• Task statement:
Which lines of the listing hold the string "about"? Show each of them.

• Material for this task:
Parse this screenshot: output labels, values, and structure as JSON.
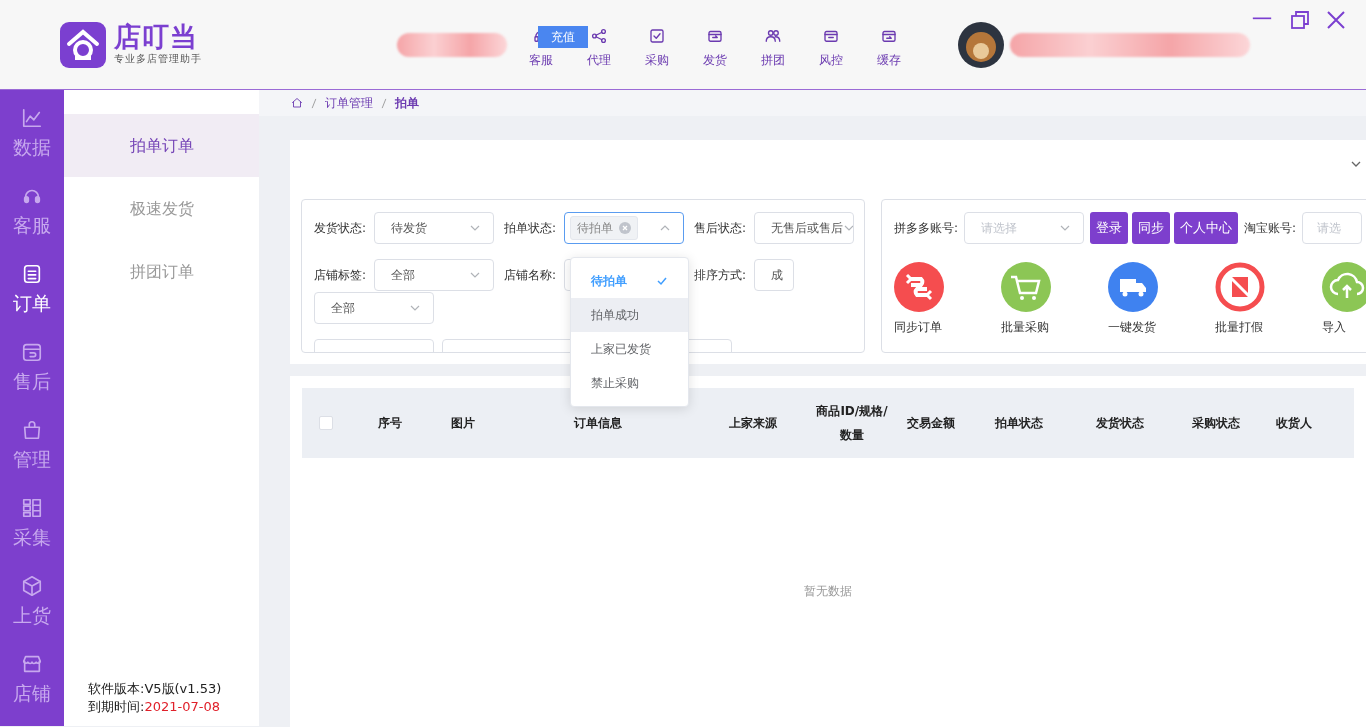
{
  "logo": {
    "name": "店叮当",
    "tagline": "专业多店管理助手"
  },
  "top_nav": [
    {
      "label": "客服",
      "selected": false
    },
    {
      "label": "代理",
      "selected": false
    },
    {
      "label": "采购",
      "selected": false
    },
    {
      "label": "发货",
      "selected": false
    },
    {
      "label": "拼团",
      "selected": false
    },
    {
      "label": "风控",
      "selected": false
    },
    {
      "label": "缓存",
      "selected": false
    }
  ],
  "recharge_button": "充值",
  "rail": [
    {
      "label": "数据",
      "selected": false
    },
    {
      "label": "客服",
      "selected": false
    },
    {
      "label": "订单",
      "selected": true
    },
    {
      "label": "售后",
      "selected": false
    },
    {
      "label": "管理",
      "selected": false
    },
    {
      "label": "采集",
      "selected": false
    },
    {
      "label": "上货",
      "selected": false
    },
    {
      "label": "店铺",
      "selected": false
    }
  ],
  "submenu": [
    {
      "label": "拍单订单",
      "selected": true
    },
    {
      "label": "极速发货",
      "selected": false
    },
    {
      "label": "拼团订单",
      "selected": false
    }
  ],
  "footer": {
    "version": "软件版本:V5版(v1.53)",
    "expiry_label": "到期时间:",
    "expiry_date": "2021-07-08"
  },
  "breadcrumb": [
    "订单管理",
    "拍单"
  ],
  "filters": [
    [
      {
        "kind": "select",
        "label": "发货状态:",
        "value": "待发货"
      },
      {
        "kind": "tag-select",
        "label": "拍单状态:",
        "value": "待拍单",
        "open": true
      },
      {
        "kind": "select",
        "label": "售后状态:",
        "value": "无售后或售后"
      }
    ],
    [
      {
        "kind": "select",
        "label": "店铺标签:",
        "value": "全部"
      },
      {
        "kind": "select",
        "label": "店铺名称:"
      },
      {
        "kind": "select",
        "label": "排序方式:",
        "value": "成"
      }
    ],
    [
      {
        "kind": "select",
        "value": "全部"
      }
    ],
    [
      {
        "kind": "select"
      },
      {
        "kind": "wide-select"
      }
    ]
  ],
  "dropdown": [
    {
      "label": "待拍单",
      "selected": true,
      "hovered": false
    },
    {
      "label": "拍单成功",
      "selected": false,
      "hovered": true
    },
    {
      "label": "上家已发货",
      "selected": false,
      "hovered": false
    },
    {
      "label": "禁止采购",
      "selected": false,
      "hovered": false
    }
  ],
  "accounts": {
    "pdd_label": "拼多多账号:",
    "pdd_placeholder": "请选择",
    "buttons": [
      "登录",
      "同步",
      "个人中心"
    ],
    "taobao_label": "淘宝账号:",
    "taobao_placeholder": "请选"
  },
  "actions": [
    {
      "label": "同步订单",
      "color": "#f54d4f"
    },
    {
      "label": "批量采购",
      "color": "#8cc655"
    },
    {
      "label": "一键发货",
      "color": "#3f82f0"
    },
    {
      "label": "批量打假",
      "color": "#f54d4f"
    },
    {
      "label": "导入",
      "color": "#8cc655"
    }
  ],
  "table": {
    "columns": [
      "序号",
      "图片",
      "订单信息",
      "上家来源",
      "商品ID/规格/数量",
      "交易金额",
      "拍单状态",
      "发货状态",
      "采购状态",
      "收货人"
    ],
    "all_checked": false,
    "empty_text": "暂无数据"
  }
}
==
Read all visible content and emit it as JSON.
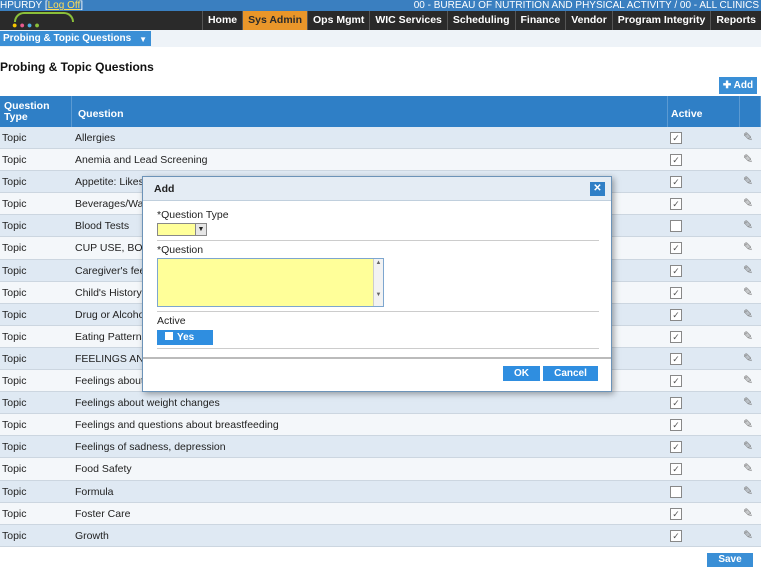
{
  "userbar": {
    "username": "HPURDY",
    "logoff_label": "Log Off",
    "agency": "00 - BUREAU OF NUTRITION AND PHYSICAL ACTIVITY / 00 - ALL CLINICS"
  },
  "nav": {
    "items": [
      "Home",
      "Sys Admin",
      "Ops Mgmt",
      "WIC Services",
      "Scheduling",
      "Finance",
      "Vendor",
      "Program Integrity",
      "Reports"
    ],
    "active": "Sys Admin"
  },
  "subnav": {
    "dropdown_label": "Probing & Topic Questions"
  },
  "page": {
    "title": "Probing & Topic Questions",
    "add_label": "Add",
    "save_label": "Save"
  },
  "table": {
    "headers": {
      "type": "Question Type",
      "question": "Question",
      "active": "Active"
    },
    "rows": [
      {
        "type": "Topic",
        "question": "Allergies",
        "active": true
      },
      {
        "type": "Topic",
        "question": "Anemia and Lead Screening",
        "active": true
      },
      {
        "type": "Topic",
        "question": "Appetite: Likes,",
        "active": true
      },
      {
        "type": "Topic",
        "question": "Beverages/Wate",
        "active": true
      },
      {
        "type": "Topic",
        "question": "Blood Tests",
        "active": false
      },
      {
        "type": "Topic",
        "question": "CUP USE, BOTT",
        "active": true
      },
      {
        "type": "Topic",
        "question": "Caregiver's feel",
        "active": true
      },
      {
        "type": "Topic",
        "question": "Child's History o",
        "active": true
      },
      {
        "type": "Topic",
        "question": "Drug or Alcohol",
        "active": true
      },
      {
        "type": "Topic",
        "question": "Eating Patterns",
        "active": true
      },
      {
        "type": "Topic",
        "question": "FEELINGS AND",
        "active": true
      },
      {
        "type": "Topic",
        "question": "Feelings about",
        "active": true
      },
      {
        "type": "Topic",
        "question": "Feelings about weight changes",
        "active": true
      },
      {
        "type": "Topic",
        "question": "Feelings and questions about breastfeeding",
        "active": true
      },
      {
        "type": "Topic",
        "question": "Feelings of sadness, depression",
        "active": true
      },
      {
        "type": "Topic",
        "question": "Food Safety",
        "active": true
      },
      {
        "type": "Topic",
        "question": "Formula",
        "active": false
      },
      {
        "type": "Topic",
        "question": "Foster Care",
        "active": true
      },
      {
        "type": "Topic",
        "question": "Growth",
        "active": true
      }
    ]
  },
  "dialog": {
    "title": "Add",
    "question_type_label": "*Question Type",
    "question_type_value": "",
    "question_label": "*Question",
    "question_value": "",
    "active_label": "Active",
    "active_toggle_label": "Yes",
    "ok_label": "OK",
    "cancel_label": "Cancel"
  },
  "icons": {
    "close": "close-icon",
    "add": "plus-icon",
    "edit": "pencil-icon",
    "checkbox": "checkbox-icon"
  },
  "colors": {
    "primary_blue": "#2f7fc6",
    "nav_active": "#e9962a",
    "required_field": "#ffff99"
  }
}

• Answer to the exercise:
        "question": "Feelings about",
        "question": "Feelings about weight changes",
        "question": "Feelings and questions about breastfeeding",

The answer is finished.